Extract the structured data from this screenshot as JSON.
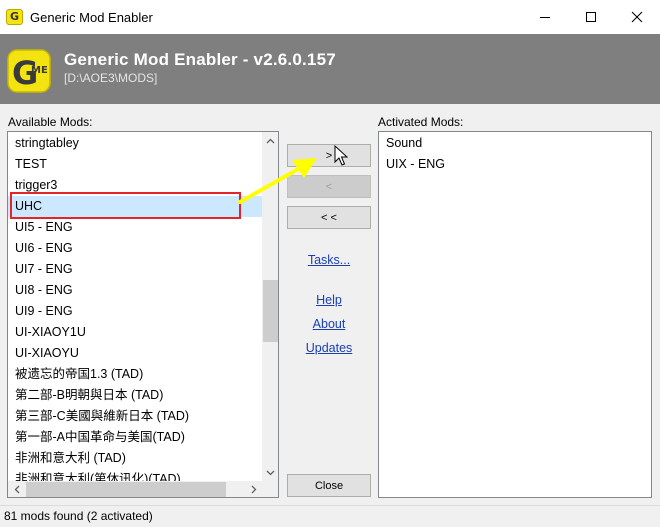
{
  "window": {
    "title": "Generic Mod Enabler",
    "app_icon_letter": "G"
  },
  "header": {
    "title": "Generic Mod Enabler - v2.6.0.157",
    "path": "[D:\\AOE3\\MODS]",
    "logo": {
      "letter": "G",
      "superscript": "ME",
      "color": "#f3e311"
    }
  },
  "available": {
    "label": "Available Mods:",
    "items": [
      "stringtabley",
      "TEST",
      "trigger3",
      "UHC",
      "UI5 - ENG",
      "UI6 - ENG",
      "UI7 - ENG",
      "UI8 - ENG",
      "UI9 - ENG",
      "UI-XIAOY1U",
      "UI-XIAOYU",
      "被遗忘的帝国1.3 (TAD)",
      "第二部-B明朝與日本 (TAD)",
      "第三部-C美國與維新日本 (TAD)",
      "第一部-A中国革命与美国(TAD)",
      "非洲和意大利 (TAD)",
      "非洲和意大利(第休讯化)(TAD)"
    ],
    "selected_index": 3
  },
  "activated": {
    "label": "Activated Mods:",
    "items": [
      "Sound",
      "UIX - ENG"
    ]
  },
  "buttons": {
    "add": ">",
    "remove": "<",
    "remove_all": "< <",
    "close": "Close"
  },
  "links": {
    "tasks": "Tasks...",
    "help": "Help",
    "about": "About",
    "updates": "Updates"
  },
  "status": {
    "text": "81 mods found (2 activated)"
  },
  "colors": {
    "header_bg": "#7f7f7f",
    "selection": "#cce8ff",
    "highlight_box": "#e2252a",
    "annotation_arrow": "#ffff00"
  }
}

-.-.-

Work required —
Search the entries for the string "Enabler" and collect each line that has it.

Exercise output —
    "title": "Generic Mod Enabler",
    "title": "Generic Mod Enabler - v2.6.0.157",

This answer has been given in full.